Auto-rotation in iOS with openFrameworks

I don’t think that I’ve mentioned this before, but WaveShaper is a mixture of openFrameworks, UIKit, and Minim for C++. One of the major difficulties I’ve had in developing the app is getting the UIKit views and controllers to play nice. It’s not hard to render UIKit widgets on top of the EAGLView, you simply add your UIKit widget as a subview of the UIWindow or the EAGLView that openFrameworks creates, but it does not work to directly use openFrameworks coordinates to set the position and size of UIKit widgets.

The reason it doesn’t work is because (I’m pretty sure) openGL’s coordinate system is not the same as Apple’s. Part of what openFrameworks does is translate the coordinates of incoming touches from Apple’s coordinate system to openGL’s before sending touch events. This allows you to always think about the drawing surface in the “natural” way for doing openGL apps: upper left corner is always (0,0), positive X is to the right, positive Y is down. You can use this knowledge to simply transform your openGL coordinates to Apple coordinates when setting the position and size of UIKit widgets, but if you are using ofxiPhoneSetOrientation to reorient your openGL surface, the mapping between openGL coordinates and UIKit coordinates changes depending on the orientation. This means you have to reposition all of your UIKit objects every time the device is reoriented. Even worse, what I discovered is that in one of the landscape modes, even though the UIKit widgets looked correct, I actually had the device orientation set to the opposite of what it should have been, so when I displayed popovers, they were upside-down. When I presented modal view controllers, they would appear in the correct orientation, but then not rotate when device orientation changed.

After much hair-pulling, I finally came up with a solution that I think is pretty solid. Essentially, what I have done is embed the EAGLView in a view hierarchy that is well behaved with respect to Apple’s system and I do not call ofxiPhoneSetOrientation to change the orientation of the app. What this means is that from openFrameworks’ perspective the app never changes orientation, which is true in some sense because the EAGLView is added as a subview to a vanilla UIView that is strictly responsible for handling the rotation.

Ok, onto some actual code.
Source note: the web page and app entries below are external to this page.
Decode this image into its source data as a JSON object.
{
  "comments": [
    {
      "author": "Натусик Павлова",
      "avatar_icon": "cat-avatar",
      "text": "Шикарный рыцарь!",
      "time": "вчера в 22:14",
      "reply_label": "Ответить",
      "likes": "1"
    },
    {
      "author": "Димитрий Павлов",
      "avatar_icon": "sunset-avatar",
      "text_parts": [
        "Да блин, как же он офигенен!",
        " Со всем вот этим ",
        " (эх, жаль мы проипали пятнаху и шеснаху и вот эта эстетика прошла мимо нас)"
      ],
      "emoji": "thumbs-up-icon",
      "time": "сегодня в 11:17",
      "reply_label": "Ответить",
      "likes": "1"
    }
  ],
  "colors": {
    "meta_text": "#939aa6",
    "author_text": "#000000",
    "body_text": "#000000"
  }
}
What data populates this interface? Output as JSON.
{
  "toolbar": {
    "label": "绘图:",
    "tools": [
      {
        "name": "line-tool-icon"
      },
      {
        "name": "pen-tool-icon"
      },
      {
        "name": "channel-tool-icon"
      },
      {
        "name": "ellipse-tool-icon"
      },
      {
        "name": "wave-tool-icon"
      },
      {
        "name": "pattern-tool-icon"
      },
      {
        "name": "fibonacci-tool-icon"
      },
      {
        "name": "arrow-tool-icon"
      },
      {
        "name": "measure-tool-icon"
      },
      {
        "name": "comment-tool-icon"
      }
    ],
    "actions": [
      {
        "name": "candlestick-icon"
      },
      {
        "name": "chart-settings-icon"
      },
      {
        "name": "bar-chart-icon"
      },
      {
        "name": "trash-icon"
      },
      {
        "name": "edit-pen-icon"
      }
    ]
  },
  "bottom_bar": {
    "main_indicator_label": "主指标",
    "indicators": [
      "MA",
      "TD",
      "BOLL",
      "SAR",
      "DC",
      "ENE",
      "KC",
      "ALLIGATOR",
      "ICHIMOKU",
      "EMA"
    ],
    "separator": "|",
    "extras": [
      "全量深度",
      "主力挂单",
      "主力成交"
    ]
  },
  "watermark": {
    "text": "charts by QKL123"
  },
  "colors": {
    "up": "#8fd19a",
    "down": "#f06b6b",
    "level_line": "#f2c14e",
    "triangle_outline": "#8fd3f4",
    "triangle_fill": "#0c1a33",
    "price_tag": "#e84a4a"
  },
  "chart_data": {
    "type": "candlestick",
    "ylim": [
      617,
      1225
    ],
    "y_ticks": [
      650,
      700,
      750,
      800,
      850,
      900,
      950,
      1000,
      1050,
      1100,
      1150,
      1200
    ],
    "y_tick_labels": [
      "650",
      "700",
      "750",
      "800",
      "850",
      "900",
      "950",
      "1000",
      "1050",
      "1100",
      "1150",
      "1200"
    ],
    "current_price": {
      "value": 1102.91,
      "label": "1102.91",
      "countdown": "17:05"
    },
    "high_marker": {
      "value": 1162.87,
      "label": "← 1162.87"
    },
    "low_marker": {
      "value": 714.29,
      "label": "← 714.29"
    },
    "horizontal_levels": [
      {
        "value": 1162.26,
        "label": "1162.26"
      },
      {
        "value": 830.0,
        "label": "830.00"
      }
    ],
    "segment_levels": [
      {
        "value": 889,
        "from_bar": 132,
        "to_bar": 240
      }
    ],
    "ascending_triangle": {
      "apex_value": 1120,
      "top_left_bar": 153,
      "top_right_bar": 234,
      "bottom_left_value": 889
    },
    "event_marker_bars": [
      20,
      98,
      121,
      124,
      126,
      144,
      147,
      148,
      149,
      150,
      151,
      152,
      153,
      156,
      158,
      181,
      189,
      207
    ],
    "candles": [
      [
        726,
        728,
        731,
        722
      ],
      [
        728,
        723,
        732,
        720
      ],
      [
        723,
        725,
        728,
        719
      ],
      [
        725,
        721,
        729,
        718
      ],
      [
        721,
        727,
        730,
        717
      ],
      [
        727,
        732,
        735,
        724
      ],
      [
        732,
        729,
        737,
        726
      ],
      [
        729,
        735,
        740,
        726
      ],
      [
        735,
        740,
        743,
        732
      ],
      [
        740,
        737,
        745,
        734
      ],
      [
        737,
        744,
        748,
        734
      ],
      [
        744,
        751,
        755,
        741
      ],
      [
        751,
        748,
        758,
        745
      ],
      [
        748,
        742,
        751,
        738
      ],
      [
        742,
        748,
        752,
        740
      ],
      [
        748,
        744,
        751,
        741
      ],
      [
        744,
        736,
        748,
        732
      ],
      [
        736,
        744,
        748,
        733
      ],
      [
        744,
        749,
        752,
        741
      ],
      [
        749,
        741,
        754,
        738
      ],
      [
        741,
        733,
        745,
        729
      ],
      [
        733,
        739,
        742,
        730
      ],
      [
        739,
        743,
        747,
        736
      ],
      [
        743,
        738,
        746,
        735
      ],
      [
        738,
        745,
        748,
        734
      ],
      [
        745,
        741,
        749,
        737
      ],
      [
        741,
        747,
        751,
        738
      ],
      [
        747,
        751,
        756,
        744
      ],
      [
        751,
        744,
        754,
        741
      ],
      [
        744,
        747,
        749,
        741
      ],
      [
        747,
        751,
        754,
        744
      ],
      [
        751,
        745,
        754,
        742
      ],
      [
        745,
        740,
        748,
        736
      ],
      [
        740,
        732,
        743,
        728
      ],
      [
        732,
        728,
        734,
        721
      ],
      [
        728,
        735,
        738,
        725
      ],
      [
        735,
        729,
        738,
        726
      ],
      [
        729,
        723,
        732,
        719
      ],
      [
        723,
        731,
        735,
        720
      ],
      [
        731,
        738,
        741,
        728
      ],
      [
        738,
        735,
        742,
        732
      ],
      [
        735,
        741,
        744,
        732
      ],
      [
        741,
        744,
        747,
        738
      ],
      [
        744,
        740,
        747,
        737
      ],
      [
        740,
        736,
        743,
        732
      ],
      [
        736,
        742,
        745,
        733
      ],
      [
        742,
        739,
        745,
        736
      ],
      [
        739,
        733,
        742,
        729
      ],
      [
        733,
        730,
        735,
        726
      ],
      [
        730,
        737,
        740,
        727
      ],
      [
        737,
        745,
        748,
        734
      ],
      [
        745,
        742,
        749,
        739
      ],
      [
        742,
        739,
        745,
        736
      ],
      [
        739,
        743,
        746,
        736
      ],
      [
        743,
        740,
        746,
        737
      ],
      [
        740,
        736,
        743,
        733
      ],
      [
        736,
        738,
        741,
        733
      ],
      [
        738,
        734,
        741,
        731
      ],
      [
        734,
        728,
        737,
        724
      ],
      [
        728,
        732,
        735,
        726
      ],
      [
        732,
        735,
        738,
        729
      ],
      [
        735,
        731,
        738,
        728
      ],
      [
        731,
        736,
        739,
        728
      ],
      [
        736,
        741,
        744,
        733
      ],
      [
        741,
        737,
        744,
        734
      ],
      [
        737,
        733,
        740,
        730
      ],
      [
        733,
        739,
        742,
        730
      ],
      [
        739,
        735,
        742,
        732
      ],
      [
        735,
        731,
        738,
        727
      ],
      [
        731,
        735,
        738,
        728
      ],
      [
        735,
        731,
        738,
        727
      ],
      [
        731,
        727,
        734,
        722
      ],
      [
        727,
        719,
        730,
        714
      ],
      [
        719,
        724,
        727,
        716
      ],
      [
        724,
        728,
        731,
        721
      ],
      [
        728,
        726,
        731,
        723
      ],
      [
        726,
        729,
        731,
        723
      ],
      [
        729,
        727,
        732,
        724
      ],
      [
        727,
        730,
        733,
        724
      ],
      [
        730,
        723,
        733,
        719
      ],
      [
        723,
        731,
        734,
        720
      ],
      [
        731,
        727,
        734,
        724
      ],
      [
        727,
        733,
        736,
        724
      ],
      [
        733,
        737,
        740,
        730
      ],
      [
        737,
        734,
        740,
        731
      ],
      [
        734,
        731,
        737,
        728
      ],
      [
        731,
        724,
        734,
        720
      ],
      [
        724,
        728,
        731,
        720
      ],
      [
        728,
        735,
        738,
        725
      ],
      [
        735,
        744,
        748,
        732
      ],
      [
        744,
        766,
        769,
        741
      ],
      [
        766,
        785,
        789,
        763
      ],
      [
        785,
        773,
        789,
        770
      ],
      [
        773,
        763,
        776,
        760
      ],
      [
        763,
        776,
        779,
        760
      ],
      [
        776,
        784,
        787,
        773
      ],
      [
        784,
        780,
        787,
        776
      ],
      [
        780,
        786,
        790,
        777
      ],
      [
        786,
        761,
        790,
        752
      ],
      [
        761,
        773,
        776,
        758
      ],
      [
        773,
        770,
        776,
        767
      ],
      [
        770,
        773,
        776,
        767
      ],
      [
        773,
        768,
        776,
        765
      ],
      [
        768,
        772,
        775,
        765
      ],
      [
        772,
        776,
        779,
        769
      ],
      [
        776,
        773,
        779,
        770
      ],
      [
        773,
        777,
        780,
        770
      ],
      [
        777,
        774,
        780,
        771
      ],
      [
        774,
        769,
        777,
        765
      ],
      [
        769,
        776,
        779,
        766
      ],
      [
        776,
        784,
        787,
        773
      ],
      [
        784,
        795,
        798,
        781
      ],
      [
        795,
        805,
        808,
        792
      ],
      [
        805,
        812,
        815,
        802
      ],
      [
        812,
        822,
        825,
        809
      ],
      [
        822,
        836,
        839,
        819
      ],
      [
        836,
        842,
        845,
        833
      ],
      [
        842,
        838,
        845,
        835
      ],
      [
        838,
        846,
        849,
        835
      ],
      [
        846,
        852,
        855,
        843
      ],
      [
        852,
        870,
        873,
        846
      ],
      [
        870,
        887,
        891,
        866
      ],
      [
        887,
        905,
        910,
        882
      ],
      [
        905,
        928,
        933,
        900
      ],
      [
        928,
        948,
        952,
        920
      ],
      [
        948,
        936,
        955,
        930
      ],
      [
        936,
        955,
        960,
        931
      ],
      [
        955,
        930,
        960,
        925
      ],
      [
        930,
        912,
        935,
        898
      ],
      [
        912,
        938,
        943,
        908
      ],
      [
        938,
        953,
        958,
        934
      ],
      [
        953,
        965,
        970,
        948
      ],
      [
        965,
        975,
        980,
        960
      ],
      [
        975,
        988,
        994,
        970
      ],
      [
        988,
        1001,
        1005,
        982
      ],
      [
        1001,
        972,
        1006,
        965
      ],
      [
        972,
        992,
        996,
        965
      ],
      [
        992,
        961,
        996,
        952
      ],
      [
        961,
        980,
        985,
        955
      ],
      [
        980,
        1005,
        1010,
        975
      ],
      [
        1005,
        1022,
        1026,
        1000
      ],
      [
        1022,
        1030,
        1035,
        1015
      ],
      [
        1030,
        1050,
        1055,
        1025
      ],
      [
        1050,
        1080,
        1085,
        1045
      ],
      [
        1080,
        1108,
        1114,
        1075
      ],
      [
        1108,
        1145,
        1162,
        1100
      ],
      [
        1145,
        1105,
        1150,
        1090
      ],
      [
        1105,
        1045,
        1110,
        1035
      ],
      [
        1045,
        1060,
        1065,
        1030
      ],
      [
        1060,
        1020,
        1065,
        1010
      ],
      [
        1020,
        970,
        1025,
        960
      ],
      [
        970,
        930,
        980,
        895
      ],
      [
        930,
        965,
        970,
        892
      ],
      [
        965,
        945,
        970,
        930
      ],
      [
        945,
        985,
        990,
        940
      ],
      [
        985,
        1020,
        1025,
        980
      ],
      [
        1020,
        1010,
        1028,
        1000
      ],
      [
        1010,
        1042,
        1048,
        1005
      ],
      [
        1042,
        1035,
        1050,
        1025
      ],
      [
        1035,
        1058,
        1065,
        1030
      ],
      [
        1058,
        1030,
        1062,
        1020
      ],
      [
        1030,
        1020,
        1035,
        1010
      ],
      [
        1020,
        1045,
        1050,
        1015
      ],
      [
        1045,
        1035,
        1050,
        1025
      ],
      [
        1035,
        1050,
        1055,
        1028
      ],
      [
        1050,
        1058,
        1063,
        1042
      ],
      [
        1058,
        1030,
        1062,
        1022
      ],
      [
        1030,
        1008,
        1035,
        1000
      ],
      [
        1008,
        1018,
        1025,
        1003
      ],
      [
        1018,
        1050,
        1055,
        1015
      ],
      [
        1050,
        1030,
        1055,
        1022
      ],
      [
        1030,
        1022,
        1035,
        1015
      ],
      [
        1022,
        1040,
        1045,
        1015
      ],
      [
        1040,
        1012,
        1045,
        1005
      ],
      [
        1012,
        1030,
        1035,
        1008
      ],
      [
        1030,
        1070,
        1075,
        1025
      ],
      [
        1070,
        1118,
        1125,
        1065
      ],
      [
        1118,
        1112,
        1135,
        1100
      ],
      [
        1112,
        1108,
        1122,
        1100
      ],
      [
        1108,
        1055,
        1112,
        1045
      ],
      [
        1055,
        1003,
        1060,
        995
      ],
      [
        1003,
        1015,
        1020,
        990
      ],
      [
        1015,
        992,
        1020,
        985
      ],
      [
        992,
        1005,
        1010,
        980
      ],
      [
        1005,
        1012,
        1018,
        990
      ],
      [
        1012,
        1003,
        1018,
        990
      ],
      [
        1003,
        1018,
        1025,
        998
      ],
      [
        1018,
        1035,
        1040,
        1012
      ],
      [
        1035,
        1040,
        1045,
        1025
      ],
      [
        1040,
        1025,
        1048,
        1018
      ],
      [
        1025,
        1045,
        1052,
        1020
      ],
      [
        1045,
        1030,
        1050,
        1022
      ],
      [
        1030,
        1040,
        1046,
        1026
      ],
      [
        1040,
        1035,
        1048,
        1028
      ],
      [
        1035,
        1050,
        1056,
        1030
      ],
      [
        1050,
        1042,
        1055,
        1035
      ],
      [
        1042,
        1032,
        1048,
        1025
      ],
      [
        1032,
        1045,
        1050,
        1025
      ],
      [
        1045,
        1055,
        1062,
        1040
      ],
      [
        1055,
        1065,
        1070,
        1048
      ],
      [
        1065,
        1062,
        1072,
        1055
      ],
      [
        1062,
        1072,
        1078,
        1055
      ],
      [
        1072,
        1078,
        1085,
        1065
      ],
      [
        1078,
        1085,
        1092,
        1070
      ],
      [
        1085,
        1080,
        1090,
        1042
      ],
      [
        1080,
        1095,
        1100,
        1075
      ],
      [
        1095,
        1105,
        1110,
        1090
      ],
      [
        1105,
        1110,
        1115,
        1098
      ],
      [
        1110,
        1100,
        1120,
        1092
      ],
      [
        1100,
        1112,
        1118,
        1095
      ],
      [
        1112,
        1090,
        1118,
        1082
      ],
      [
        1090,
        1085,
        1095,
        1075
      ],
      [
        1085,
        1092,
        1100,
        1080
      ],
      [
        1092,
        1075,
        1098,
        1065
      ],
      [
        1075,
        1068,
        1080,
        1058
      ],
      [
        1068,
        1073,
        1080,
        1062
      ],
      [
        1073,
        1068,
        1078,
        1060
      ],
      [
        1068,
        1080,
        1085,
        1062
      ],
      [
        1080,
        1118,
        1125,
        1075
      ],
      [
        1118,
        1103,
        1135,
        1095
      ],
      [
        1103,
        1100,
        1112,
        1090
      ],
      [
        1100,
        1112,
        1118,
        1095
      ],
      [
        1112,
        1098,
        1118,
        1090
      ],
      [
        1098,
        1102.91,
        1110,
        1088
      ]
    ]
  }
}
Before setting up any UI, I set the openFrameworks orientation to landscape:

Then I rearrange the view hierarchy that openFrameworks creates so that I can set the position and size of UIKit widgets using openFrameworks coordinates. Included in this is creating a root view controller for the window, so that I can take advantage of the auto-rotation behavior they provide (and because Apple expects your app to have a root view controller):

Here’s the LandscapeViewController class, which limits supported orientations to landscape orientations and also turns off animations during rotation so that the orientation snaps. If you like the animated orientation change, you can simply remove those lines.

Finally, the class that registers to receive ofxiPhoneAlerts needs to handle device orientation changes like this:

And again, WaveShaper only displays in landscape, which is why those are the only orientations I handle.

Once all of this is in place, you can happily position buttons, sliders, popovers, and whatever else using the openFrameworks coordinate system and they will all look correct and rotate with the screen.